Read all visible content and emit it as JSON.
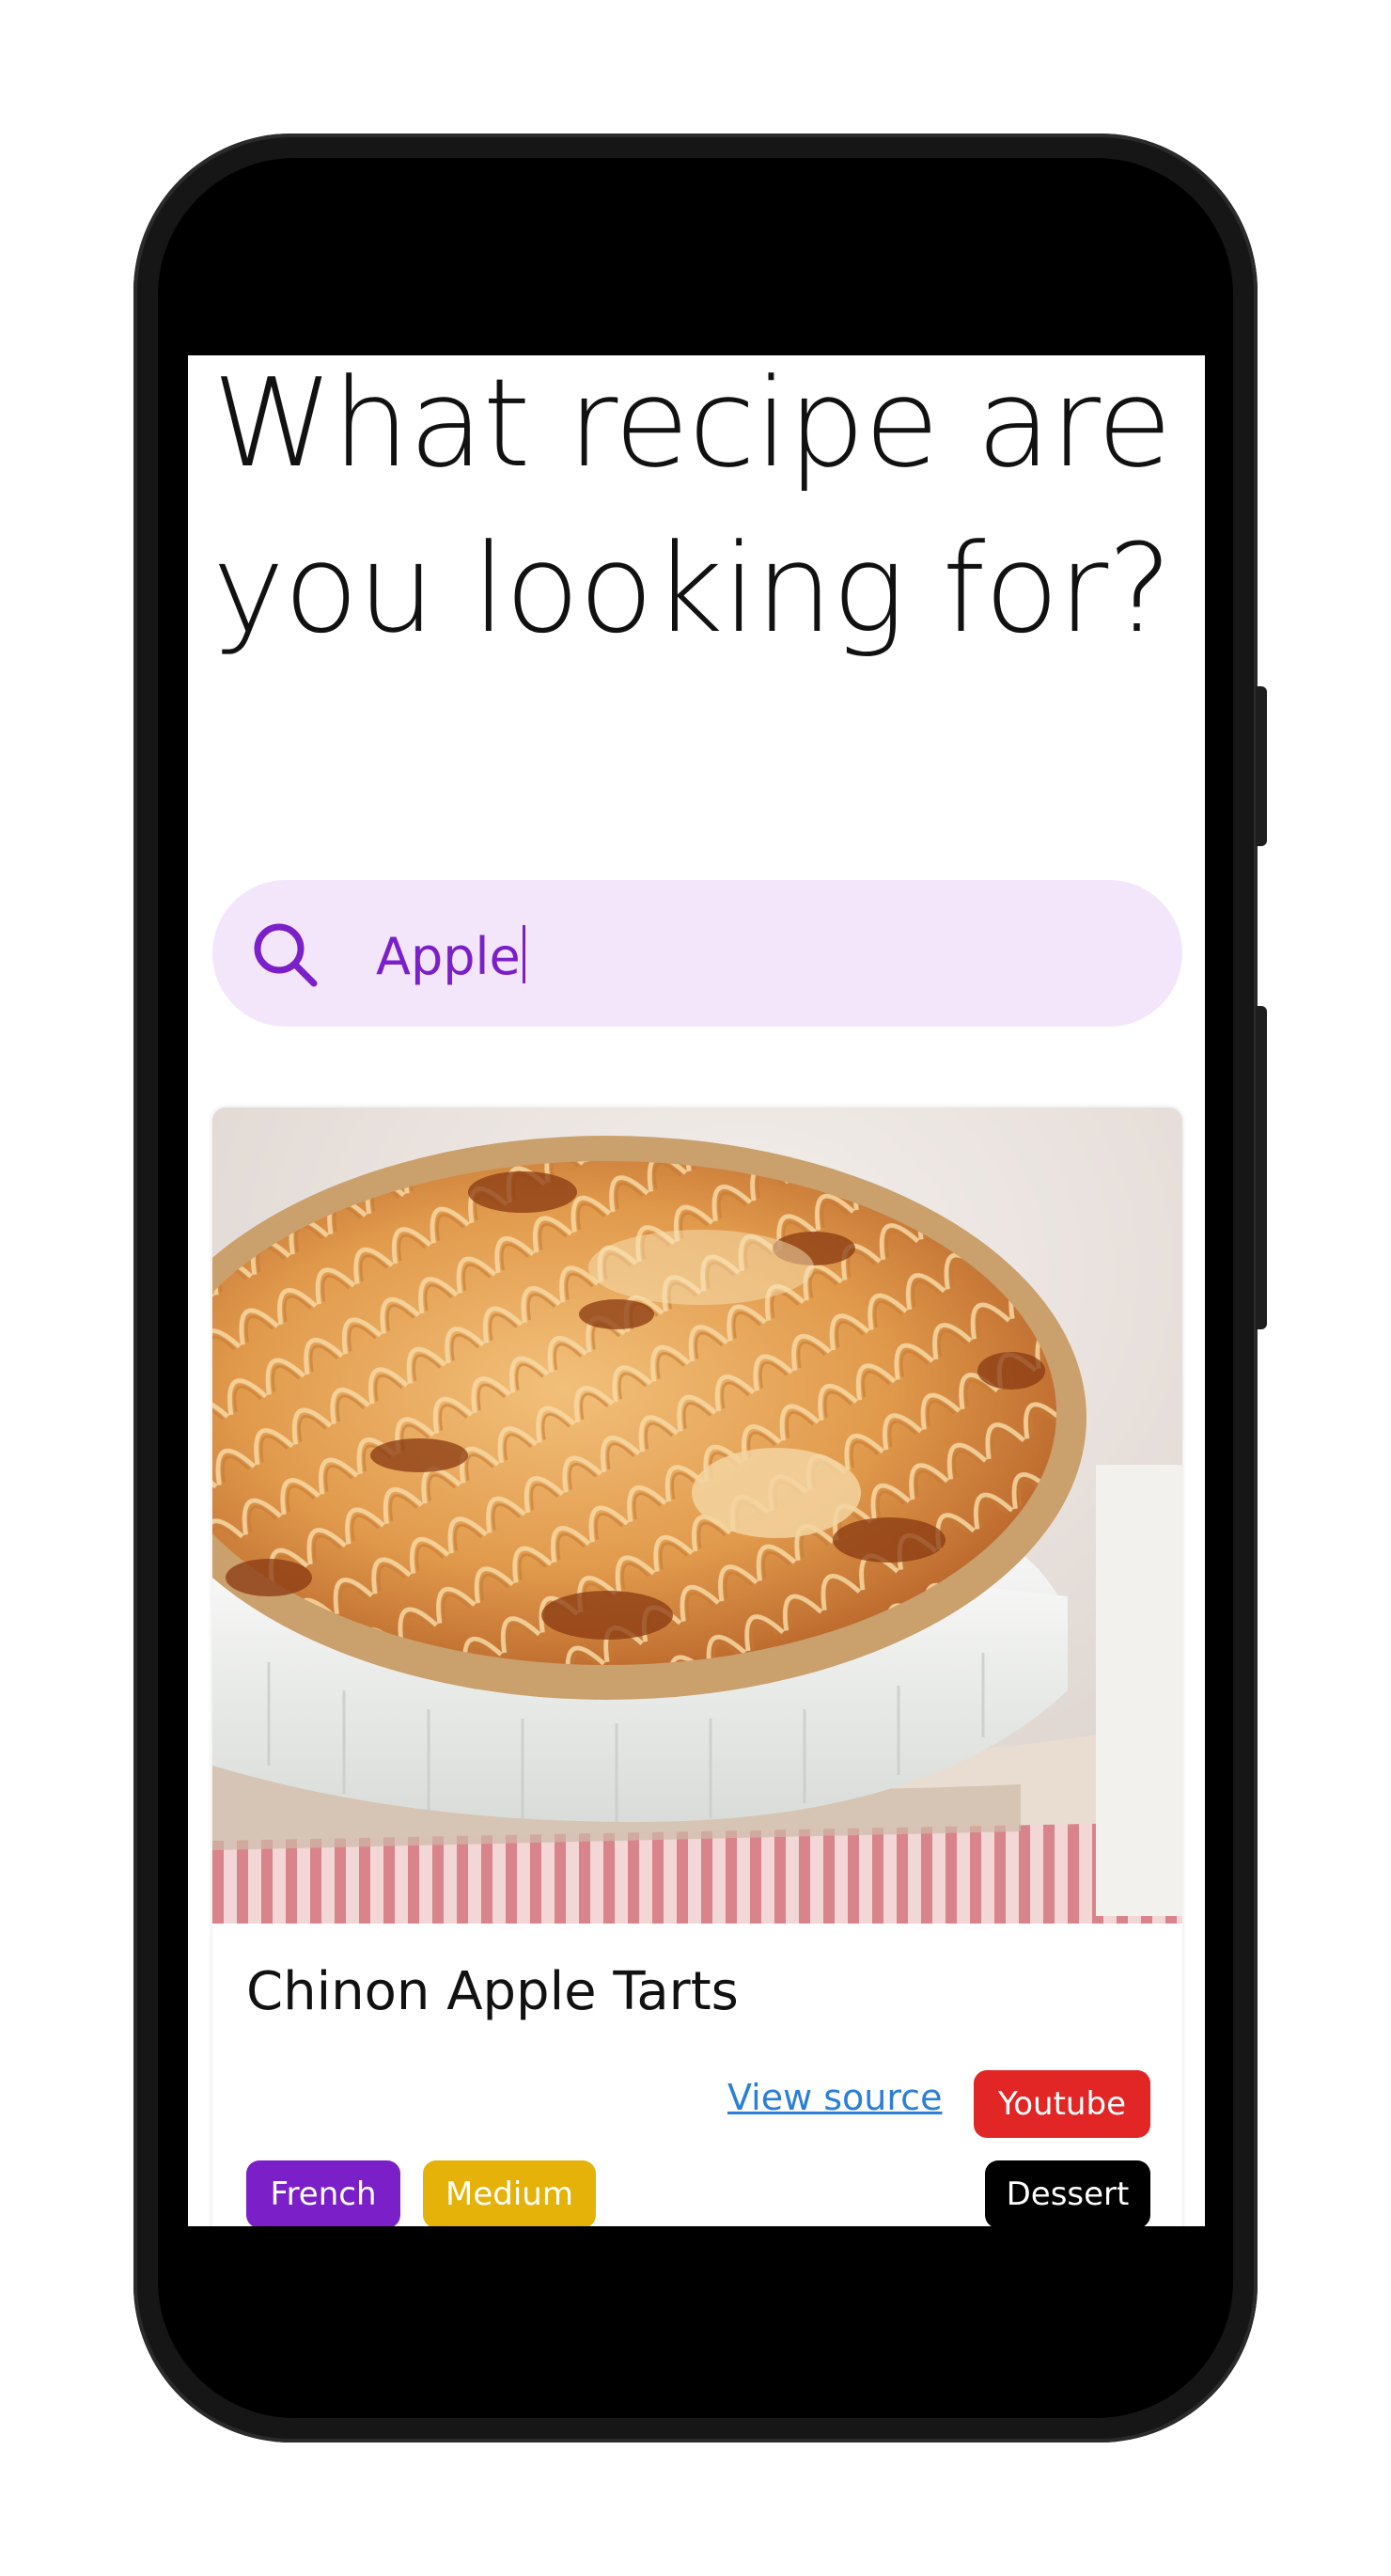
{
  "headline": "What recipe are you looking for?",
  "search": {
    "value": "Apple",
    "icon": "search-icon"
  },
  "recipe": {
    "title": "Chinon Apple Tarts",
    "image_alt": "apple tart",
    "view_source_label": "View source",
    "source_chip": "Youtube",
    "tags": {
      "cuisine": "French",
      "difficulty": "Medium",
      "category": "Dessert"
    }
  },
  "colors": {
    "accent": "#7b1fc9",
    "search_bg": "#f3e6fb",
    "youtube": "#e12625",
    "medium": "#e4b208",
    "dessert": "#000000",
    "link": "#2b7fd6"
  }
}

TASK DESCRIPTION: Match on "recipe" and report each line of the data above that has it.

ANSWER BOX:
  "headline": "What recipe are you looking for?",
  "recipe": {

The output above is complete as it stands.